Saved data entries
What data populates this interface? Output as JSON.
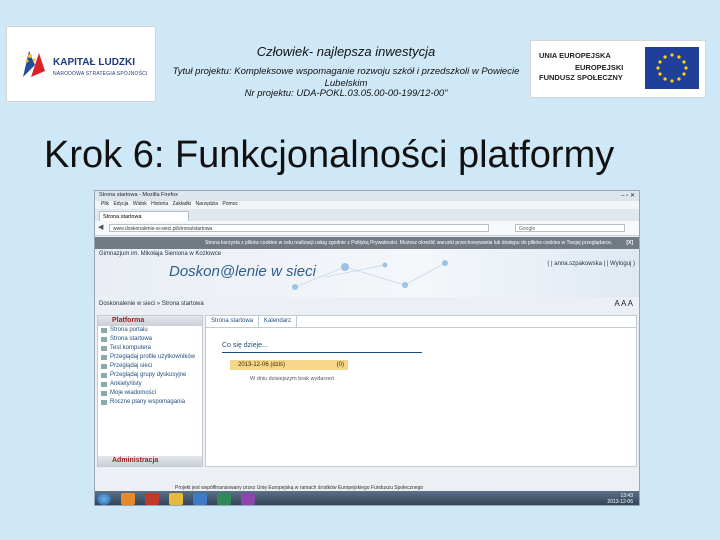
{
  "header": {
    "left_logo": {
      "name": "KAPITAŁ LUDZKI",
      "sub": "NARODOWA STRATEGIA SPÓJNOŚCI"
    },
    "slogan": "Człowiek- najlepsza inwestycja",
    "project_title": "Tytuł projektu: Kompleksowe wspomaganie rozwoju szkół i przedszkoli w Powiecie Lubelskim",
    "project_number": "Nr projektu: UDA-POKL.03.05.00-00-199/12-00”",
    "right_logo": {
      "line1": "UNIA EUROPEJSKA",
      "line2": "EUROPEJSKI",
      "line3": "FUNDUSZ SPOŁECZNY"
    }
  },
  "title": "Krok 6: Funkcjonalności platformy",
  "screenshot": {
    "browser_title": "Strona startowa - Mozilla Firefox",
    "menu": [
      "Plik",
      "Edycja",
      "Widok",
      "Historia",
      "Zakładki",
      "Narzędzia",
      "Pomoc"
    ],
    "tab_label": "Strona startowa",
    "url": "www.doskonalenie-w-sieci.pl/strona/startowa",
    "search_placeholder": "Google",
    "cookie_text": "Strona korzysta z plików cookies w celu realizacji usług zgodnie z Polityką Prywatności. Możesz określić warunki przechowywania lub dostępu do plików cookies w Twojej przeglądarce.",
    "cookie_close": "[X]",
    "school_name": "Gimnazjum im. Mikołaja Sieniona w Kozłowce",
    "portal_name": "Doskon@lenie w sieci",
    "user_bar": "( | anna.szpakowska | | Wyloguj )",
    "breadcrumb": "Doskonalenie w sieci » Strona startowa",
    "zoom_label": "A A A",
    "sidebar": {
      "header": "Platforma",
      "items": [
        "Strona portalu",
        "Strona startowa",
        "Test komputera",
        "Przeglądaj profile użytkowników",
        "Przeglądaj sieci",
        "Przeglądaj grupy dyskusyjne",
        "Ankiety/listy",
        "Moje wiadomości",
        "Roczne plany wspomagania"
      ],
      "admin_header": "Administracja"
    },
    "main_tabs": [
      "Strona startowa",
      "Kalendarz"
    ],
    "whats_new": "Co się dzieje...",
    "date_label": "2013-12-06 (dziś)",
    "date_count": "(0)",
    "no_events": "W dniu dzisiejszym brak wydarzeń",
    "footer": "Projekt jest współfinansowany przez Unię Europejską w ramach środków Europejskiego Funduszu Społecznego",
    "clock": {
      "time": "13:43",
      "date": "2013-12-06"
    }
  }
}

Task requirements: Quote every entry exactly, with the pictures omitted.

Finished exercise:
What data populates this interface? Output as JSON.
{
  "header": {
    "left_logo": {
      "name": "KAPITAŁ LUDZKI",
      "sub": "NARODOWA STRATEGIA SPÓJNOŚCI"
    },
    "slogan": "Człowiek- najlepsza inwestycja",
    "project_title": "Tytuł projektu: Kompleksowe wspomaganie rozwoju szkół i przedszkoli w Powiecie Lubelskim",
    "project_number": "Nr projektu: UDA-POKL.03.05.00-00-199/12-00”",
    "right_logo": {
      "line1": "UNIA EUROPEJSKA",
      "line2": "EUROPEJSKI",
      "line3": "FUNDUSZ SPOŁECZNY"
    }
  },
  "title": "Krok 6: Funkcjonalności platformy",
  "screenshot": {
    "browser_title": "Strona startowa - Mozilla Firefox",
    "menu": [
      "Plik",
      "Edycja",
      "Widok",
      "Historia",
      "Zakładki",
      "Narzędzia",
      "Pomoc"
    ],
    "tab_label": "Strona startowa",
    "url": "www.doskonalenie-w-sieci.pl/strona/startowa",
    "search_placeholder": "Google",
    "cookie_text": "Strona korzysta z plików cookies w celu realizacji usług zgodnie z Polityką Prywatności. Możesz określić warunki przechowywania lub dostępu do plików cookies w Twojej przeglądarce.",
    "cookie_close": "[X]",
    "school_name": "Gimnazjum im. Mikołaja Sieniona w Kozłowce",
    "portal_name": "Doskon@lenie w sieci",
    "user_bar": "( | anna.szpakowska | | Wyloguj )",
    "breadcrumb": "Doskonalenie w sieci » Strona startowa",
    "zoom_label": "A A A",
    "sidebar": {
      "header": "Platforma",
      "items": [
        "Strona portalu",
        "Strona startowa",
        "Test komputera",
        "Przeglądaj profile użytkowników",
        "Przeglądaj sieci",
        "Przeglądaj grupy dyskusyjne",
        "Ankiety/listy",
        "Moje wiadomości",
        "Roczne plany wspomagania"
      ],
      "admin_header": "Administracja"
    },
    "main_tabs": [
      "Strona startowa",
      "Kalendarz"
    ],
    "whats_new": "Co się dzieje...",
    "date_label": "2013-12-06 (dziś)",
    "date_count": "(0)",
    "no_events": "W dniu dzisiejszym brak wydarzeń",
    "footer": "Projekt jest współfinansowany przez Unię Europejską w ramach środków Europejskiego Funduszu Społecznego",
    "clock": {
      "time": "13:43",
      "date": "2013-12-06"
    }
  }
}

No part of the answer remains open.